How to keep customers happy – this question might be keeping startup founders up at night. But before this good-to-have worry comes another question – how to acquire these customers?
Though it is expected that every entrepreneur must have confidence in his/her product and be optimistic about the acceptance in the market, it is not sensible to assume that the customer will come knocking on the company's door asking for it.
What is important at the initial stage of business development is building a viable business model, keeping in mind all costs involved. In the case of startups, the focus mostly comes to balancing two variables:

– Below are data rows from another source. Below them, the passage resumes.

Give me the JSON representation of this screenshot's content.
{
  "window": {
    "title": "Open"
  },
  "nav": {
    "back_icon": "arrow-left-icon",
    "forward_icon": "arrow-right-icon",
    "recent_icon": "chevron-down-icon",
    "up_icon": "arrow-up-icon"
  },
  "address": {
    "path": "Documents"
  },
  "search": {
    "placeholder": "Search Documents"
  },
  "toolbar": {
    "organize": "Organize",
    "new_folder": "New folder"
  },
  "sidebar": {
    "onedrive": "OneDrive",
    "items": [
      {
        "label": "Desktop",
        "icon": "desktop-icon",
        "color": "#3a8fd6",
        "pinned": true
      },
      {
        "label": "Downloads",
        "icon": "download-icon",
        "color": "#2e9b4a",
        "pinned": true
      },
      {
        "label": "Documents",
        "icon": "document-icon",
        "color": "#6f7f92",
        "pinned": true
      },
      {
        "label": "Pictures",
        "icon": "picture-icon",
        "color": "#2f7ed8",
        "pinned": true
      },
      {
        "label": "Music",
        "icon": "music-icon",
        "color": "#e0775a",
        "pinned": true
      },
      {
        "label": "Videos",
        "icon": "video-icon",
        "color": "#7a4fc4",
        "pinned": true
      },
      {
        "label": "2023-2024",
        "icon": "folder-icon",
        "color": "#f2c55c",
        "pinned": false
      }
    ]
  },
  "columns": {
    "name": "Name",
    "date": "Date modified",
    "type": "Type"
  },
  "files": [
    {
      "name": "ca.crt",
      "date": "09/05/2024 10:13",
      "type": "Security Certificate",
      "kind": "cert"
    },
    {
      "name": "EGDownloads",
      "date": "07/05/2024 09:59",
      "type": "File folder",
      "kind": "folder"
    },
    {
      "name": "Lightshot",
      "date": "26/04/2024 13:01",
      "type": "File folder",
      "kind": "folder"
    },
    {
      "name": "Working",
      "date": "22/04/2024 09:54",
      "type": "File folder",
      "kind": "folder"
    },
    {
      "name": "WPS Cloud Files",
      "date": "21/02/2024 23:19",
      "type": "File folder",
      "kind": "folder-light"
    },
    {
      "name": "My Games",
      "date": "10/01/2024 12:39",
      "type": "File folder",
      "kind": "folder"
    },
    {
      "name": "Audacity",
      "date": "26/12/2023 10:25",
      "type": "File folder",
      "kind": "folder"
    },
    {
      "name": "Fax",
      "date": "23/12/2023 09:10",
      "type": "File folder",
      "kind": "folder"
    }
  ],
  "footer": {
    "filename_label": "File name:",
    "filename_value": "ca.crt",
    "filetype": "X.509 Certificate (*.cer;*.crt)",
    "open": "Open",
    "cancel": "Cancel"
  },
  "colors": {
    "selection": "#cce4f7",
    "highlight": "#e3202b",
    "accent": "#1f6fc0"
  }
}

Customer Acquisition Cost is the cost incurred by the organisation to acquire a potential customer. It’s the cost associated in convincing a customer to buy a product/service. This cost is inclusive of the product cost as well as the costs involved in research, marketing, and accessibility costs.
To compute CAS, we take the entire cost of sales and marketing over a given period, including salaries and other headcount-related expenses, and divide it by the number of customers that were acquired in that period.
Lifetime Value (LTV) of a customer can be referred to as the gross margin that we would expect to make from a customer over the lifetime of the business relationship. Roughly defined, LTV is the projected revenue that a customer will generate during their lifetime with the company. The calculation will vary with every business model. If we take the example of a coffee shop, it will calculate customer value by multiplying averaged-out variables like expenditure per visit and visits per week and measure it over the average lifetime.
There are various equations for calculating LTV, depending on the business model.
Many startups that have impressive and compelling solutions to problems fail to focus on the cost of acquiring new customers and work on vague figures in mind. A viral growth is what all businesses fancy but reality is miles away.
Gradually, businesses realise that spending for customer acquisition is unavoidable and are not-so-pleasantly surprised when they learn of the soaring costs associated with search engine optimisation and marketing, public relations, social marketing, direct sales, channel sales etc.
Eventually, the cost of acquiring customers turns out to be higher than expected, and exceeds the ability to monetise those customers.
It doesn’t take an expert to understand that business model failure comes when CAS (the cost to acquire customers) exceeds LTV (the ability to monetise those customers).
A well-balanced business model is one where CAS is lower than the LTV.
Building a viable business model
While working on a business model, it’s very important to closely monitor and accurately calculate the costs of acquisition. Mostly, this cost will depend upon:
The CAS has to be compared with LTV and the following guidelines should be adhered to
In the initial stage of the business, it’s not possible to calculate accurate conversion rates. This is a challenge to businesses to constantly work and update their numbers till they come to correct calculations.
Conversion rates play an extremely important role in managing the CAS. Anything that improves the conversion rate keeping costs low should be done to bring the CAS down. For example, using customer reference to avoid trials, creating demo videos to address likely sales questions, or any other such innovative method should be taken up depending on the nature of business.
The good news is that since the web has provided some amazing new ways to acquire customers at considerably low cost, the only thing that businesses have to consider is monetising customers at a higher level than mull over the cost to acquire them.
The business is deemed to grow and succeed if it is able to monetise its customers at a higher rate than the cost of acquiring the customer.
(Disclaimer: The views and opinions expressed in this article are those of the author and do not necessarily reflect the views of YourStory.)